Maintaining good oral health i.e. taking care of your denture & correcting dental problems is essential to a healthy lifestyle. But dental care is so expensive, that most people can’t afford it. Dental insurance is one solution for that. Don’t wait until you already have problems with your teeth to get dental insurance, Instead, you should get dental insurance as soon as you can.
Dental insurance is becoming a necessity in everyday life due to the increased costs of visiting the dentist. Dental insurance may be less effective than dental plans, but it is usually offered free.
Dental Insurance: Dental insurance not only covers the things that can go wrong with your teeth but it will also cover the costs of bi-yearly check-ups to make sure that your teeth are still strong and healthy.
Dental insurance is slightly different than most dental plans since you will have to get it through your employer. Dental insurance is not usually offered to individuals and is instead offered to major companies. Dental insurance is utilized by large groups and businesses to cover their employee’s dental care. Dental insurance requires paying monthly premiums for defined coverage. Dental insurance is not readily accessible to individuals and families unless provided by their employer. If you are offered this insurance through your employer, then you should take it since it will be either free or very cheap.
Disadvantages: There are some disadvantages to dental insurance:
- It is not generally available to regular people unless they can get it through their employers.
- Some drawbacks of dental insurance include annual spending maximums, deductibles, waiting periods for certain procedures, and limitations and exclusions on care.
- This insurance will not cover all types of dental work, and it also usually has a spending limit per year.

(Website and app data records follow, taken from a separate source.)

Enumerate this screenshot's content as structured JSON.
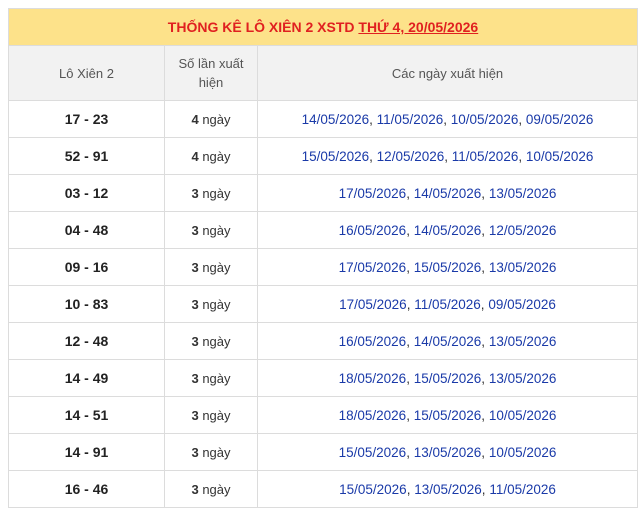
{
  "title": {
    "prefix": "THỐNG KÊ LÔ XIÊN 2 XSTD ",
    "date_label": "THỨ 4, 20/05/2026"
  },
  "columns": {
    "pair": "Lô Xiên 2",
    "count": "Số lần xuất hiện",
    "dates": "Các ngày xuất hiện"
  },
  "rows": [
    {
      "pair": "17 - 23",
      "count": "4",
      "unit": " ngày",
      "dates": [
        "14/05/2026",
        "11/05/2026",
        "10/05/2026",
        "09/05/2026"
      ]
    },
    {
      "pair": "52 - 91",
      "count": "4",
      "unit": " ngày",
      "dates": [
        "15/05/2026",
        "12/05/2026",
        "11/05/2026",
        "10/05/2026"
      ]
    },
    {
      "pair": "03 - 12",
      "count": "3",
      "unit": " ngày",
      "dates": [
        "17/05/2026",
        "14/05/2026",
        "13/05/2026"
      ]
    },
    {
      "pair": "04 - 48",
      "count": "3",
      "unit": " ngày",
      "dates": [
        "16/05/2026",
        "14/05/2026",
        "12/05/2026"
      ]
    },
    {
      "pair": "09 - 16",
      "count": "3",
      "unit": " ngày",
      "dates": [
        "17/05/2026",
        "15/05/2026",
        "13/05/2026"
      ]
    },
    {
      "pair": "10 - 83",
      "count": "3",
      "unit": " ngày",
      "dates": [
        "17/05/2026",
        "11/05/2026",
        "09/05/2026"
      ]
    },
    {
      "pair": "12 - 48",
      "count": "3",
      "unit": " ngày",
      "dates": [
        "16/05/2026",
        "14/05/2026",
        "13/05/2026"
      ]
    },
    {
      "pair": "14 - 49",
      "count": "3",
      "unit": " ngày",
      "dates": [
        "18/05/2026",
        "15/05/2026",
        "13/05/2026"
      ]
    },
    {
      "pair": "14 - 51",
      "count": "3",
      "unit": " ngày",
      "dates": [
        "18/05/2026",
        "15/05/2026",
        "10/05/2026"
      ]
    },
    {
      "pair": "14 - 91",
      "count": "3",
      "unit": " ngày",
      "dates": [
        "15/05/2026",
        "13/05/2026",
        "10/05/2026"
      ]
    },
    {
      "pair": "16 - 46",
      "count": "3",
      "unit": " ngày",
      "dates": [
        "15/05/2026",
        "13/05/2026",
        "11/05/2026"
      ]
    }
  ]
}
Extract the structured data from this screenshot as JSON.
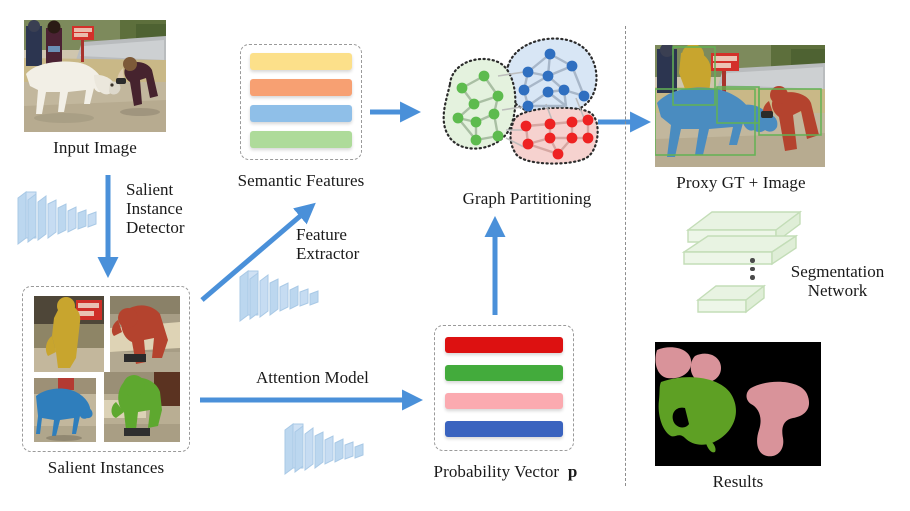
{
  "figure": {
    "type": "pipeline-diagram",
    "background": "#ffffff",
    "divider": "vertical-dashed-separator"
  },
  "colors": {
    "arrow_blue": "#4a90d9",
    "cnn_blue": "#bcd7ef",
    "dash_gray": "#9a9a9a",
    "semantic_yellow": "#fce08a",
    "semantic_orange": "#f7a072",
    "semantic_blue": "#8fbfe8",
    "semantic_green": "#aedb9a",
    "prob_red": "#dd1111",
    "prob_green": "#43ab3c",
    "prob_pink": "#fbaab0",
    "prob_blue": "#3a63bf",
    "graph_green": "#5dbb4e",
    "graph_blue": "#2f6fc0",
    "graph_red": "#ee2222",
    "cluster_green_fill": "#e4f2de",
    "cluster_blue_fill": "#d8e6f5",
    "cluster_red_fill": "#f6d2cf",
    "slab_green": "#e8f3e2",
    "slab_edge": "#c3ddb7",
    "result_pink": "#d9939a",
    "result_green": "#5ea024",
    "result_bg": "#000000"
  },
  "nodes": {
    "input_image": {
      "caption": "Input Image",
      "kind": "photo",
      "description": "cow and people on roadside"
    },
    "salient_instances": {
      "caption": "Salient Instances",
      "kind": "photo-grid",
      "tiles": [
        {
          "name": "instance-yellow",
          "color": "#c8a52e"
        },
        {
          "name": "instance-red",
          "color": "#b4432e"
        },
        {
          "name": "instance-blue",
          "color": "#2f7ebc"
        },
        {
          "name": "instance-green",
          "color": "#5ea82f"
        }
      ]
    },
    "semantic_features": {
      "caption": "Semantic Features",
      "kind": "bar-stack",
      "bars": [
        {
          "name": "feature-bar-yellow",
          "color": "#fce08a"
        },
        {
          "name": "feature-bar-orange",
          "color": "#f7a072"
        },
        {
          "name": "feature-bar-blue",
          "color": "#8fbfe8"
        },
        {
          "name": "feature-bar-green",
          "color": "#aedb9a"
        }
      ]
    },
    "probability_vector": {
      "caption": "Probability Vector",
      "caption_symbol": "p",
      "kind": "bar-stack",
      "bars": [
        {
          "name": "prob-bar-red",
          "color": "#dd1111"
        },
        {
          "name": "prob-bar-green",
          "color": "#43ab3c"
        },
        {
          "name": "prob-bar-pink",
          "color": "#fbaab0"
        },
        {
          "name": "prob-bar-blue",
          "color": "#3a63bf"
        }
      ]
    },
    "graph_partitioning": {
      "caption": "Graph Partitioning",
      "kind": "graph-clusters",
      "clusters": [
        {
          "name": "cluster-green",
          "node_color": "#5dbb4e",
          "fill": "#e4f2de",
          "node_count": 9
        },
        {
          "name": "cluster-blue",
          "node_color": "#2f6fc0",
          "fill": "#d8e6f5",
          "node_count": 9
        },
        {
          "name": "cluster-red",
          "node_color": "#ee2222",
          "fill": "#f6d2cf",
          "node_count": 9
        }
      ]
    },
    "proxy_gt": {
      "caption": "Proxy GT + Image",
      "kind": "photo",
      "description": "cow and people with colored instance masks and green boxes"
    },
    "segmentation_network": {
      "caption": "Segmentation Network",
      "caption_line1": "Segmentation",
      "caption_line2": "Network",
      "kind": "slab-stack",
      "slab_count": 3
    },
    "results": {
      "caption": "Results",
      "kind": "photo",
      "description": "segmentation mask on black background"
    }
  },
  "edges": [
    {
      "name": "edge-salient-instance-detector",
      "label_lines": [
        "Salient",
        "Instance",
        "Detector"
      ],
      "direction": "down"
    },
    {
      "name": "edge-feature-extractor",
      "label_lines": [
        "Feature",
        "Extractor"
      ],
      "direction": "up-right"
    },
    {
      "name": "edge-attention-model",
      "label_lines": [
        "Attention Model"
      ],
      "direction": "right"
    },
    {
      "name": "edge-semantic-to-graph",
      "label_lines": [],
      "direction": "right"
    },
    {
      "name": "edge-prob-to-graph",
      "label_lines": [],
      "direction": "up"
    },
    {
      "name": "edge-graph-to-proxy",
      "label_lines": [],
      "direction": "right"
    }
  ]
}
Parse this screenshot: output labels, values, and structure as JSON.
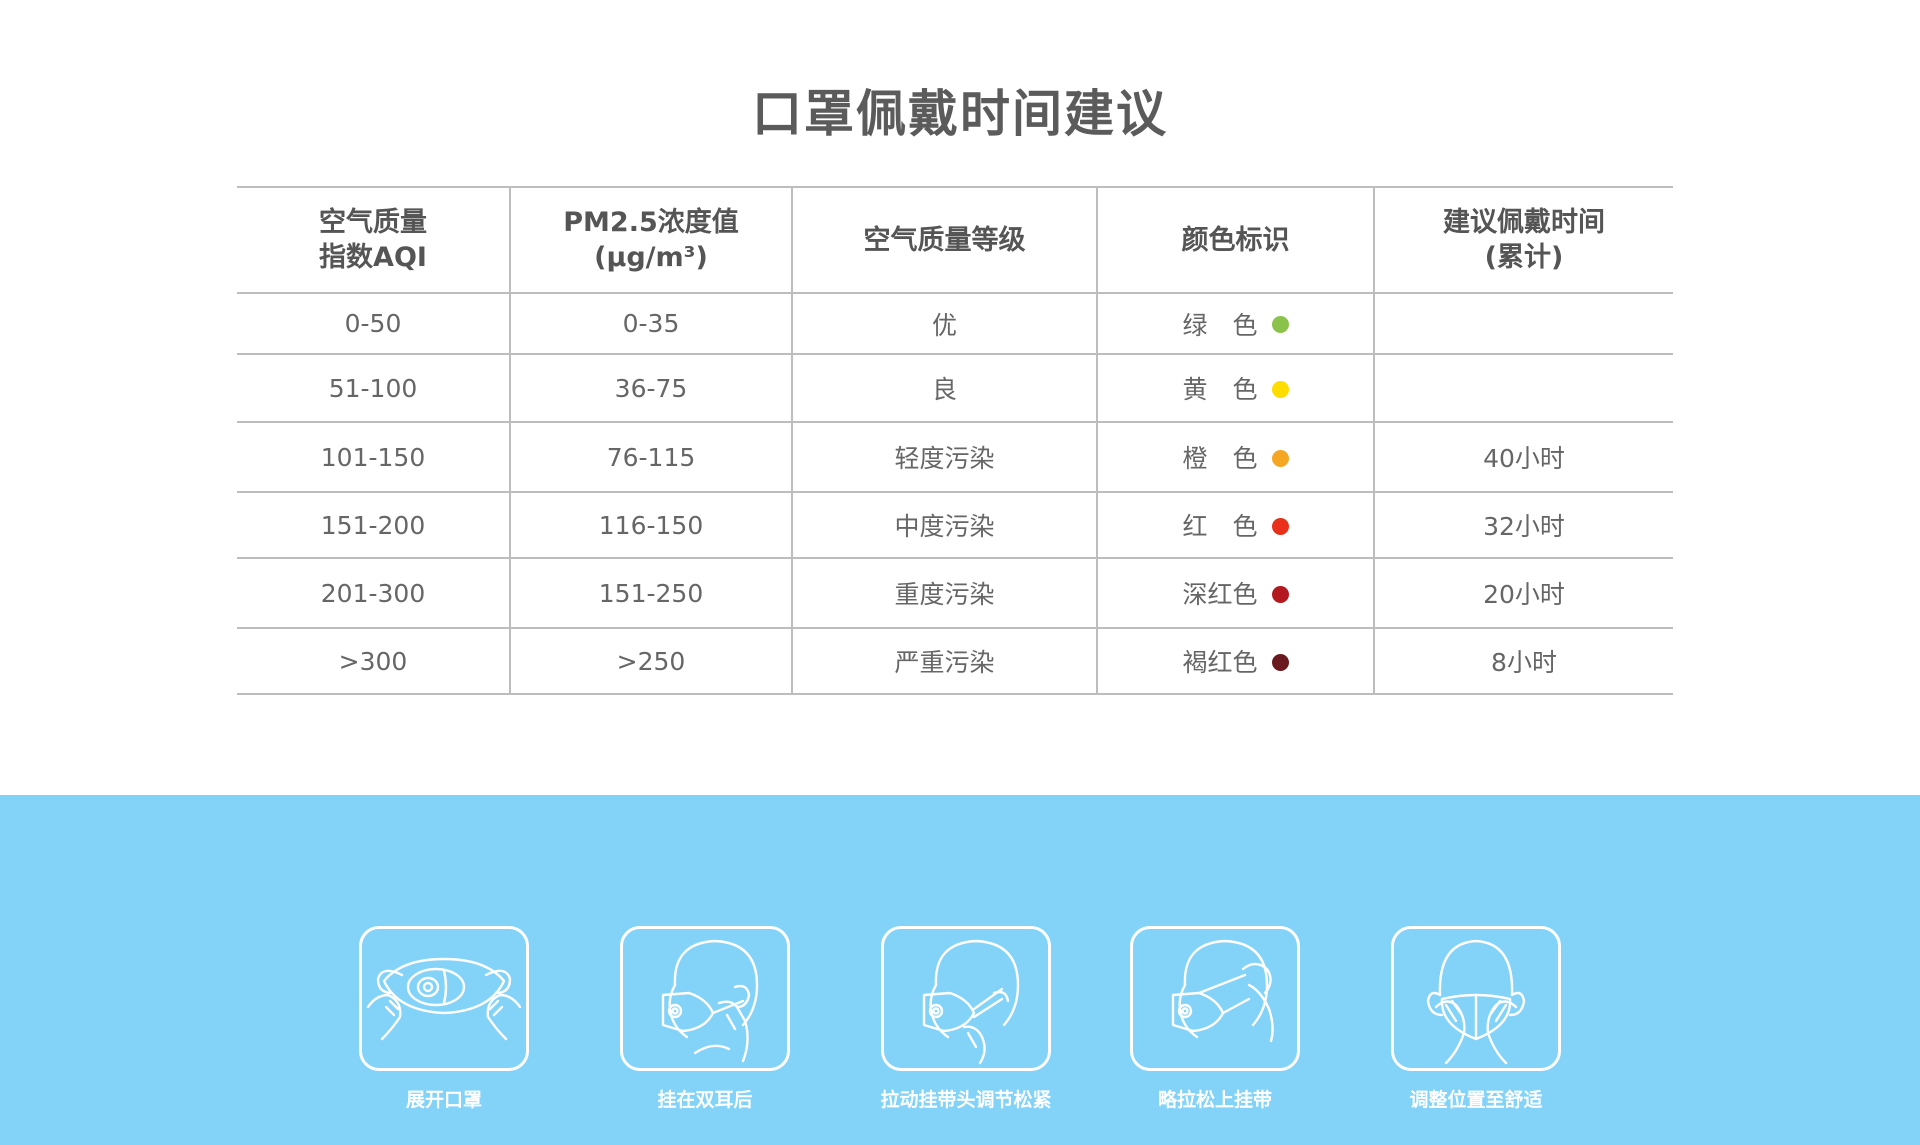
{
  "title": "口罩佩戴时间建议",
  "table": {
    "headers": [
      [
        "空气质量",
        "指数AQI"
      ],
      [
        "PM2.5浓度值",
        "(μg/m³)"
      ],
      [
        "空气质量等级",
        ""
      ],
      [
        "颜色标识",
        ""
      ],
      [
        "建议佩戴时间",
        "(累计)"
      ]
    ],
    "rows": [
      {
        "aqi": "0-50",
        "pm": "0-35",
        "level": "优",
        "color_label": "绿　色",
        "color": "#8bc34a",
        "time": ""
      },
      {
        "aqi": "51-100",
        "pm": "36-75",
        "level": "良",
        "color_label": "黄　色",
        "color": "#ffdd00",
        "time": ""
      },
      {
        "aqi": "101-150",
        "pm": "76-115",
        "level": "轻度污染",
        "color_label": "橙　色",
        "color": "#f5a623",
        "time": "40小时"
      },
      {
        "aqi": "151-200",
        "pm": "116-150",
        "level": "中度污染",
        "color_label": "红　色",
        "color": "#e8301a",
        "time": "32小时"
      },
      {
        "aqi": "201-300",
        "pm": "151-250",
        "level": "重度污染",
        "color_label": "深红色",
        "color": "#b3191e",
        "time": "20小时"
      },
      {
        "aqi": ">300",
        "pm": ">250",
        "level": "严重污染",
        "color_label": "褐红色",
        "color": "#6a1a1e",
        "time": "8小时"
      }
    ],
    "row_heights": [
      61,
      68,
      70,
      66,
      70,
      66
    ]
  },
  "steps": [
    {
      "caption": "展开口罩",
      "icon": "unfold-mask-icon"
    },
    {
      "caption": "挂在双耳后",
      "icon": "hang-ears-icon"
    },
    {
      "caption": "拉动挂带头调节松紧",
      "icon": "adjust-strap-icon"
    },
    {
      "caption": "略拉松上挂带",
      "icon": "loosen-strap-icon"
    },
    {
      "caption": "调整位置至舒适",
      "icon": "adjust-position-icon"
    }
  ],
  "colors": {
    "accent_bg": "#83d3f8",
    "grid": "#bdbdbd",
    "title": "#5b5b5b"
  }
}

Therefore, if you do not already have dental insurance through your job, then you should look for a different type of dental plan.
- There are also tedious claims forms to fill out and submit.
- Dental insurance usually covers the cost of preventive services (such as cleanings and exams) only after deductibles are met.
Dental Plans: Most people who cannot afford dental insurance get involved with dental plans, some of which are quite cheap. These plans also tend to cover part of your dental costs, instead of all of them. Therefore, these plans are less like insurance and more as though you are just getting a discount on your dental work, sometimes called “discount dental plans”. Discount dental plans are designed to provide consumers access to dental networks at reduced rates. These plans, are commonly known as “referral” or “reduced fee” plans and are not considered an insured dental plan.
These discount plans work differently than dental insurance plans, yet provide consumers with real and substantial savings on most dental procedures. Discount dental plans are membership-based programs that usually provide coverage on an annual basis. Consumers pay a membership fee in exchange for secured discounts on most dental services, such as dental exams, routine cleanings, fillings, extractions, root canals, dentures, crowns, and braces.
Conclusion: In any case, dental insurance is a great deal if you can get it for free through your employer, though it is not a very good purchase to make on your own. Also, before buying any dental insurance, make sure that you find out how much and what is covered by the plan. While there are several differences between traditional dental insurance plans and discount dental plans, they can also be used together in certain situations to maximize savings.